Most of the time, unless a major disaster has occurred, it would not matter too much. Right now it does because my father is making daily trips to the hospital to see his brother. He is going with my cousin who has travelled from the other side of the world to see his father. A week ago we all thought my uncle had very little time left. Now he seems to be improving again. We know it cannot last forever. He is a very sick man, much of it brought on by years of smoking. He has also refused to follow medical advice in other areas of his life and is now suffering for it.
My father is older by three years and in much better health. It is extremely stressful for my father and, in turn, rather stressful for me. I am providing meals when my father and cousin return from the hospital. I need to be here to listen to what they have to say. They need to be able to talk to someone.
All this set me thinking about how our behaviour affects other people. There was so much wild rejoicing in other parts of the world when Osama bin Laden was killed. I do not rejoice. I do not, cannot, and never will condone what he did but he was someone's son, someone's partner, someone's father. Someone will mourn him.
He was responsible for his own actions but he was also influenced by other people. They must also take some responsibility for what he did. The same can be said for those who planned the operation and the man who gave the order. There will also be many others who are influenced by his death.
Recently I mentioned a South Australian MP who has been charged with a vile crime, possession of child pornography. His name cannot be mentioned in the media and I do not intend to name him here although he has been named on other blogs. He is innocent until proven guilty. Despite this, his name has already been expunged from an official website. It is quite obvious which MP it is. He can be named interstate and overseas. The allegations affect his family, his colleagues, his friends and even his neighbours. They will continue to do so for years.
Even the actions of a hermit can affect other people. A hermit was once a child. Children do not, except in the rarest instances, grow up in isolation from all other humans. They once had contact with other people and influenced them. Just knowing of the existence of the hermit may influence someone to choose a course of action which may influence many others.
The bell tolling for them may be barely audible to most but someone will hear it. I wonder who will hear my uncle's bell toll? Who will my father's bell? Mine?
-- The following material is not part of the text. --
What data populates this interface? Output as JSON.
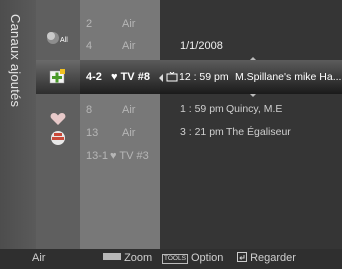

Monday 2 May 2011

My computer died

completely this morning. As I work from home this is nothing short of disastrous - except that I can pedal over to my sister's place and use one of theirs. It is not nearly as convenient of course but it is possible and I am grateful for it.
I am surrounded by multiple computer screens here. One is dedicated just to the musical activities of my nephews. The rest are used by my nephews for their university courses. (Law students no longer need to do a degree in weight lifting law books before they start. They access most of their material on line. Medical students do a great deal of it that way as well.) My sister uses hers for study and work purposes. My BIL can access his workplace from home and also keeps all sorts of family items in his files.
I realise how differently we use our computers. My computer has all sorts of fonts for foreign languages. This one has none at all, not even Greek. My BIL can speak Greek but he cannot really read or write it. My sister and nephews speak a little too but cannot read or write it at all.
Mine has templates for forms I often need to fill out. Their computer does not. My computer has (or had) programmes they would never need. The reverse is also true.
I want my own computer back!
Normal blogging service will be resumed as soon as possible. Please do not desert me!